• Facebook Chief Security Officer Joe Sullivan: Joe, a former federal prosecutor and founding member of the Justice Department's Computer Hacking and Intellectual Property Units, oversees safety and security for Facebook's more than 500 million active users.
• Rosalind Wiseman: Rosalind is an internationally recognized expert on teens, parenting and bullying. Her book Queen Bees and Wannabes, was the basis for the movie Mean Girls, and her follow-up book, Queen Bee Moms and Kingpin Dads, addresses the social hierarchies and conflicts among parents.
• Togetherville Founder Mandeep Dhillon: Mandeep is the founder of Togetherville, a social networking community designed to connect kids, friends and families. Mandeep is one of the leading voices and authorities on pre-tween and tweens and the social web.
• MTV Vice President of Public Affairs Jason Rzepka: Jason is responsible for marshaling the network’s forces to engage and activate America’s youth on the biggest challenges facing their generation.

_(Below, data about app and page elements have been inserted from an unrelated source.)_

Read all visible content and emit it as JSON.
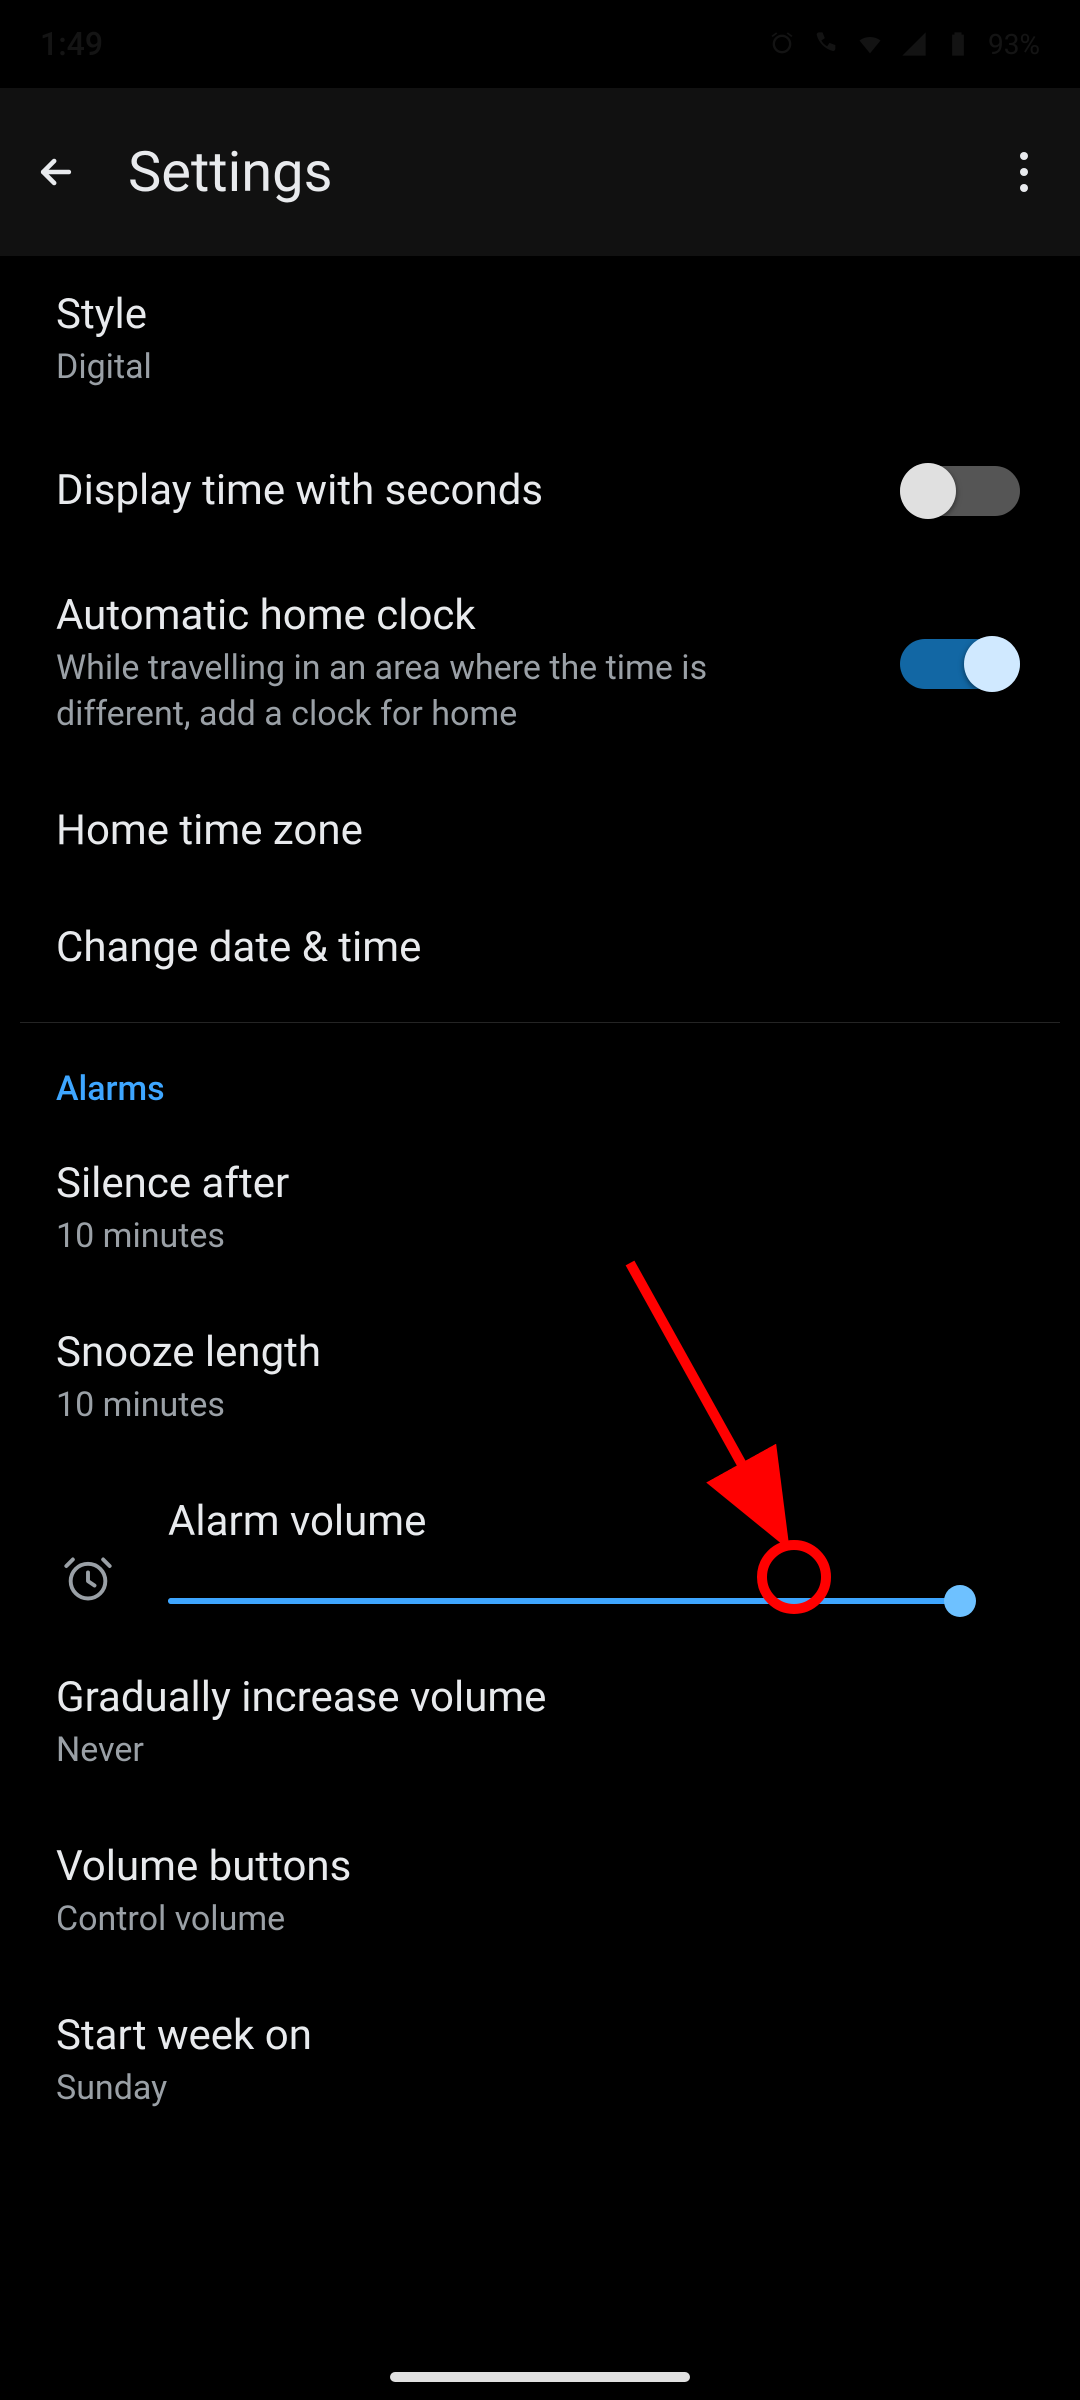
{
  "statusbar": {
    "time": "1:49",
    "battery_text": "93%"
  },
  "toolbar": {
    "title": "Settings"
  },
  "sections": {
    "style": {
      "title": "Style",
      "value": "Digital"
    },
    "displaySeconds": {
      "title": "Display time with seconds",
      "on": false
    },
    "autoHomeClock": {
      "title": "Automatic home clock",
      "subtitle": "While travelling in an area where the time is different, add a clock for home",
      "on": true
    },
    "homeTimeZone": {
      "title": "Home time zone"
    },
    "changeDateTime": {
      "title": "Change date & time"
    },
    "alarmsHeader": "Alarms",
    "silenceAfter": {
      "title": "Silence after",
      "value": "10 minutes"
    },
    "snoozeLength": {
      "title": "Snooze length",
      "value": "10 minutes"
    },
    "alarmVolume": {
      "title": "Alarm volume",
      "value_percent": 100
    },
    "graduallyIncrease": {
      "title": "Gradually increase volume",
      "value": "Never"
    },
    "volumeButtons": {
      "title": "Volume buttons",
      "value": "Control volume"
    },
    "startWeekOn": {
      "title": "Start week on",
      "value": "Sunday"
    }
  },
  "colors": {
    "accent": "#3ea6ff",
    "annotation": "#ff0000"
  }
}
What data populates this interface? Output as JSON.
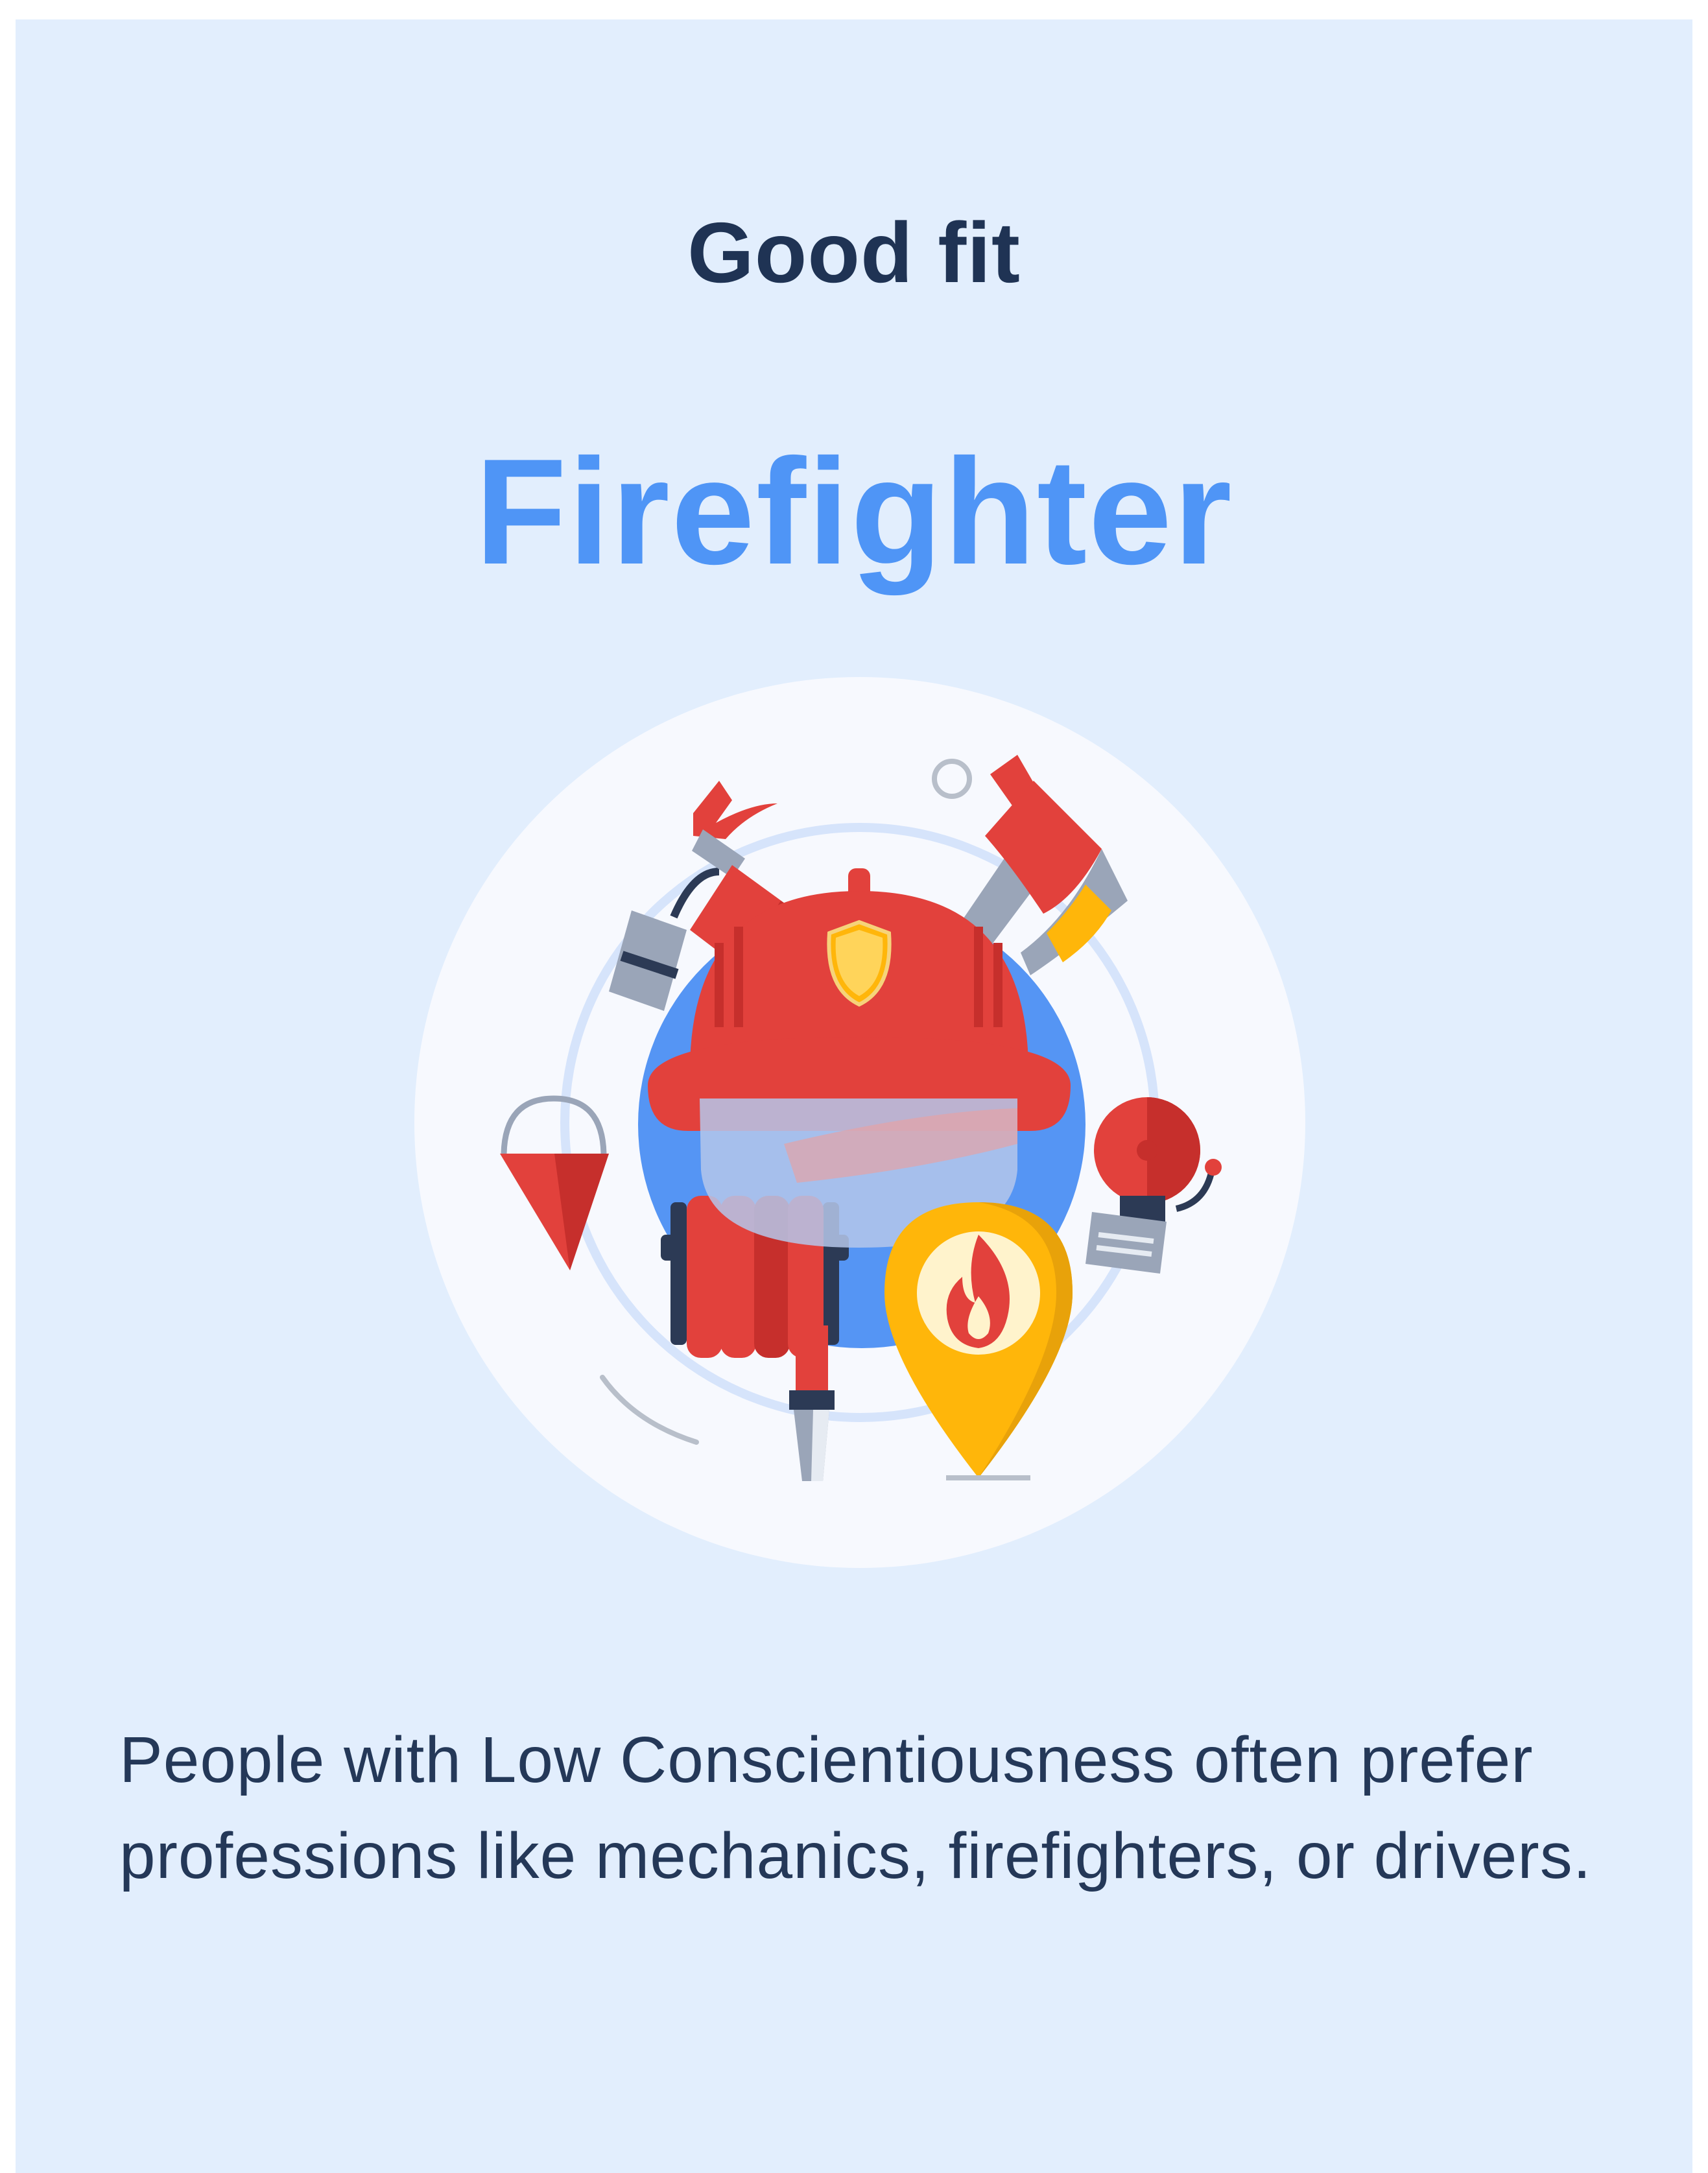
{
  "card": {
    "eyebrow": "Good fit",
    "title": "Firefighter",
    "description": "People with Low Conscientiousness often prefer professions like mechanics, firefighters, or drivers."
  },
  "illustration": {
    "icon": "firefighter-equipment-illustration",
    "colors": {
      "background_circle": "#f7f9fe",
      "inner_circle": "#5595f4",
      "red": "#e2413c",
      "dark_red": "#c62f2c",
      "gold": "#ffb60a",
      "steel": "#9aa5b8",
      "navy": "#2c3a55"
    }
  },
  "colors": {
    "card_background": "#e2eefd",
    "heading": "#1f3354",
    "accent": "#4f95f6",
    "body_text": "#243858"
  }
}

The LG Text Ed program, which was launched in early 2010, offers parents a number of articles, tips, videos and other content so they can educate themselves on the dangers of mobile phone misuse, employ strategies to help protect their children from potential problems, and discover how they might be modeling their children’s mobile phone behavior.
Bringing her trademark intensity and flair to the LG Text Ed campaign, award-winning actress Jane Lynch is working with LG Mobile Phones to raise awareness about risky mobile phone behavior.
In a series of comedic vignettes, which can be viewed on www.LGTextEd.com, Lynch tackles issues such as sexting, texting while driving, mobile bullying, and other questionable teen behaviors.
At the end of each video, Lynch directs parents to LGTextEd.com where they can find professional advice and guidance to help promote safe and responsible mobile usage among their text- and tech-savvy families.
In the texting while driving video, Lynch confronts a classroom of parents about their own texting and driving bad habits and urges parents to model good behavior for their children.
Using humor to get to the heart of the issue, Lynch helps parents help themselves by putting the phone away in the car and encouraging their kids to do the same.